Industrial court quashes YABATECH bursar’s suspension

Relief came the way of the embattled Bursar of Yaba College of Technology (YABATECH), Mr. Olu Ibirogba as the National Industrial Court of Nigeria (NICN) sitting in Lagos quashed his suspension by the Governing Council of the institution.
The indefinite suspension of the Bursar by the Chief Ebenezer Babatope led governing council was declared illegal, vindictive and a clear case of victimization by Justice B.B. Kanyip who ordered Mr. Ibirogba to resume work immediately.

Delivering judgement in suit no NICN/LA/582/2013, Justice Kanyip directed the governing council to pay Mr. Ibirogba, his salary, allowances and other perquisites of office intact from the date of the unlawful suspension and when judgment was delivered.
‘’All sums ordered to be paid in this suit including the backlog of the salary and allowances of the claimant are to be paid within 30 days of this judgment’’, Justice Kanyip directed.
Ibirogba, bursar and chief financial officer of YABATECH was suspended by the governing council on October 7, 2013 for accusing the Rector Dr. Kudi Ladipo through a petition to the Economic and Financial Crime Commission (EFCC) of mismanagement of the college funds.
The Bursar took the governing council to the National Industrial Court challenging his suspension and sought five reliefs which were granted in his favour. Justice Kanyip also awarded N250, 000 as general damages and N50, 000 for cost of court action to him.
Ibirogba’s counsel framed two issues for the determination of the court, namely, whether the suspension of the claimant by the defendant (council) is not unconstitutional, wrongful, illegal, and null and void as well as whether the claimant is not entitled to the award of general damages.
The defendant also framed three issues for the determination of the court which are whether the claimant can invoke the jurisdiction of the court to stop the council from subjecting him to discipline, whether Ibirogba’s suspension was contrary to Section 15 (5) of the Constitution, Section 38 (2) of the EFCC Act 2004 and Section 27 (2) of the FOI Act 2011 and whether the claimant is entitled to award of damages considering the circumstances of the case as well as evidence placed before the court.
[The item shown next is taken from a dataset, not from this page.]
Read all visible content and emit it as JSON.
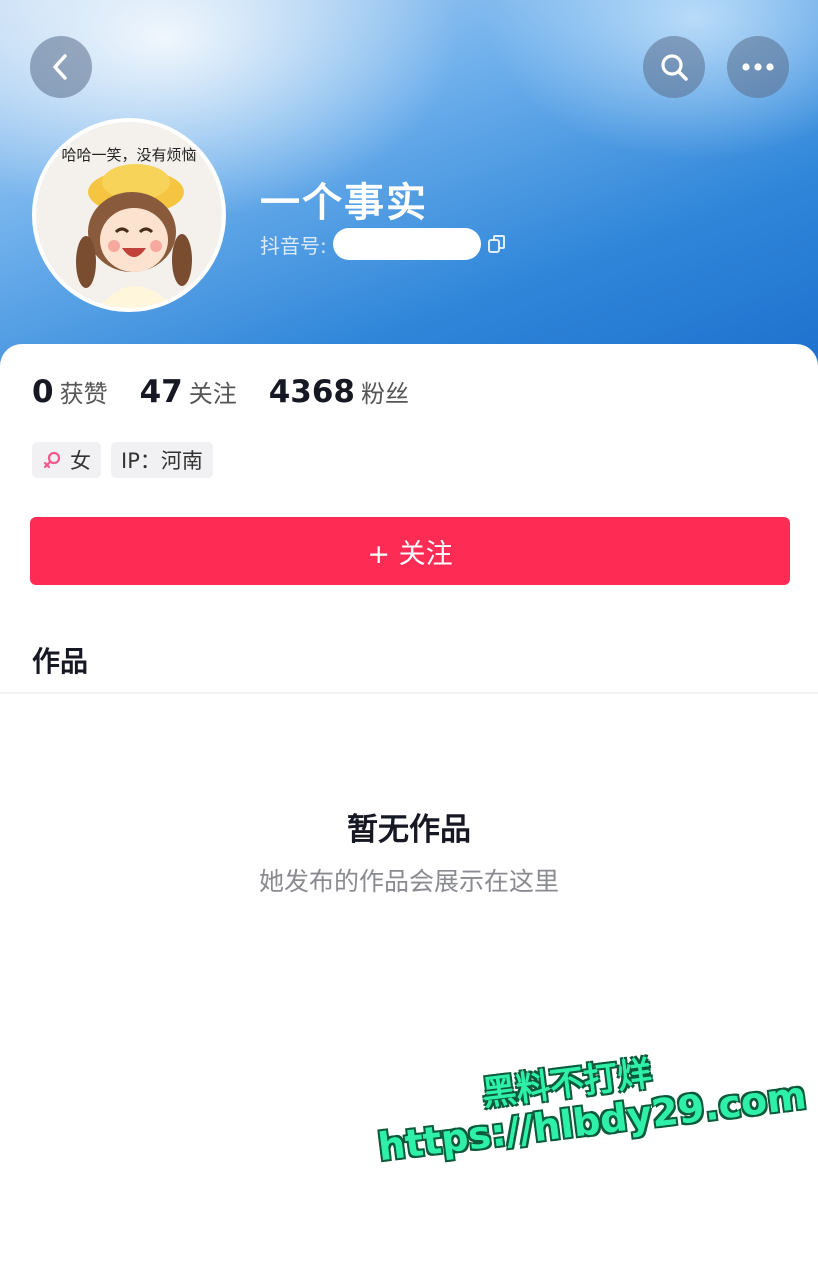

In resolving the case, Justice Kanyip said the issues involves balancing act on the part of the court of the competing values of the right of an employer to suspend and societal value of not discouraging the fight against corruption.
The judge noted that the argument of the council that Section 27 of the FOI Act cannot protect the claimant because he did not admit giving out information is misconceived and would not amount to treating it with levity.
‘’First, the claimant did not admit to giving out the information, but even if he did, he has the defence of the relevant provisions of the FOI and EFCC Acts. In other words, the argument was an alternative argument. In either case, I am of the firm opinion that the policy prescription of the EFCC and FOI Acts in protecting whistleblowers is one that courts must protect if the higher demand of the fight against corruption is to be met in the country,’’ Justice Kanyip stated.
In the 18-page judgment, Justice Kanyip averred that the governing council erred by querying and suspending Ibirogba because he passed the information to some persons who petitioned the EFCC of the alleged fraud in the college.
Justice Kanyip’s words: ‘’It is accordingly my finding and hence holding that the defendant did not act reasonably and on good ground in suspending the claimant. The suspension is accordingly mala fide, unfair, vindictive, a clear case of victimization.
Credit : The Sun